Read more: UK stats body to receive £9m for 'super fast' economic indicators

Today saw the first release of a range of faster indicators compiled by the Office for National Statistics (ONS) using “big data” on things like VAT and road traffic.

The statistics organisation said the “indicators show a mixed picture” for the first quarter of the year, with most “around their average values” over the longer term.

The ONS’s new VAT diffusion index showed more firms in both the construction and wholesale and retail trade sectors reporting a fall in turnover than a rise in March compared to the month before.

In the agriculture, forestry and fishing sector more companies reported a rise in turnover than a fall.

Overall, more firms reported a drop than a rise, suggesting a slowing of the economy. Quarterly figures also showed a fall in expenditure among companies.

In January and February the average traffic counts for larger vehicles were broadly stable, close to their average between 2016 and 2018, the ONS data showed. The ONS said road traffic data for larger vehicles can indicate falls or rises in goods imports and exports.

The ONS hopes that this faster data help policymakers and analysts get a better picture of the health of the economy.

“It is important to note that we are not attempting to forecast or predict GDP,” the ONS said.

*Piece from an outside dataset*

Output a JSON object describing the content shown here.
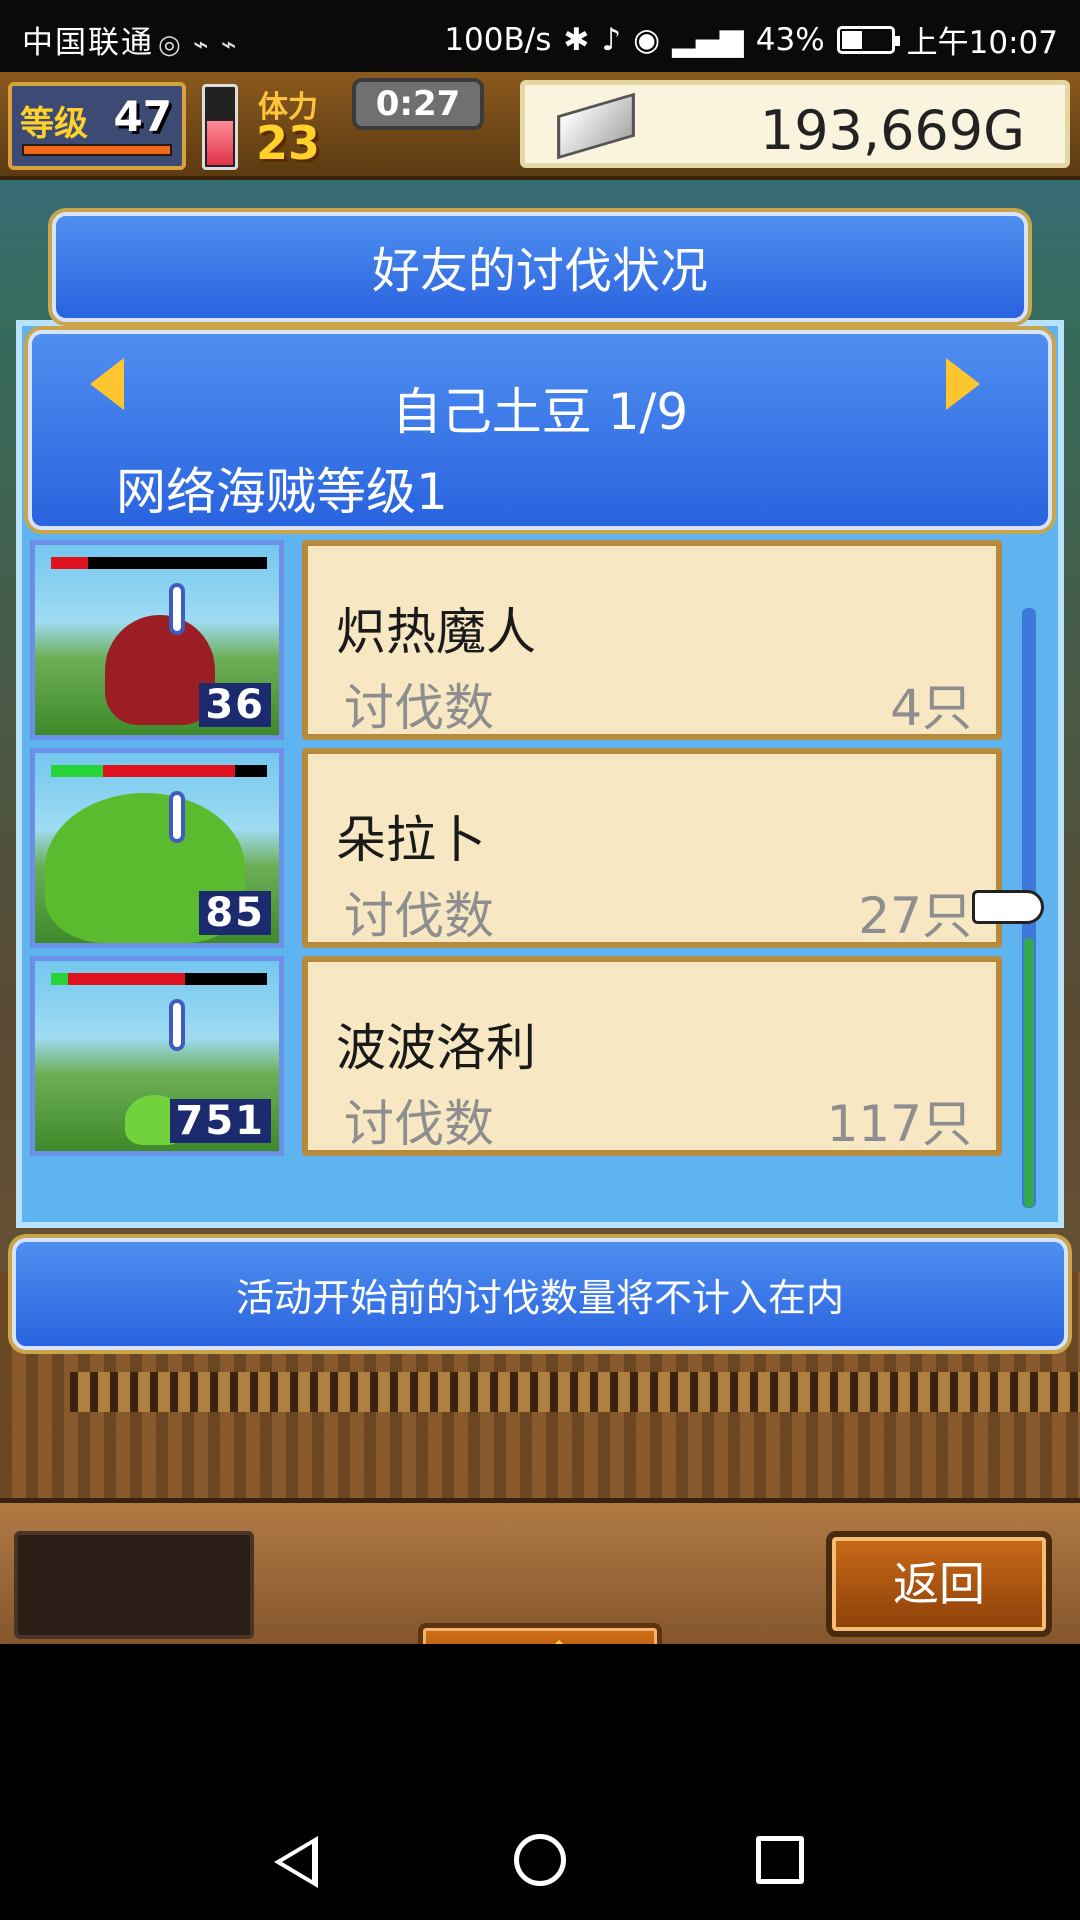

Louisa Nolan, ONS lead data scientist, said: “Today’s new release draws on new data sources to give much quicker signals of changes in the UK economy than was possible before.”

Read more: UK economy rebounds in January after December slump

“These new indicators are part of our radical plans to transform the way we collect and produce information about our ever-changing and increasingly digital economy.”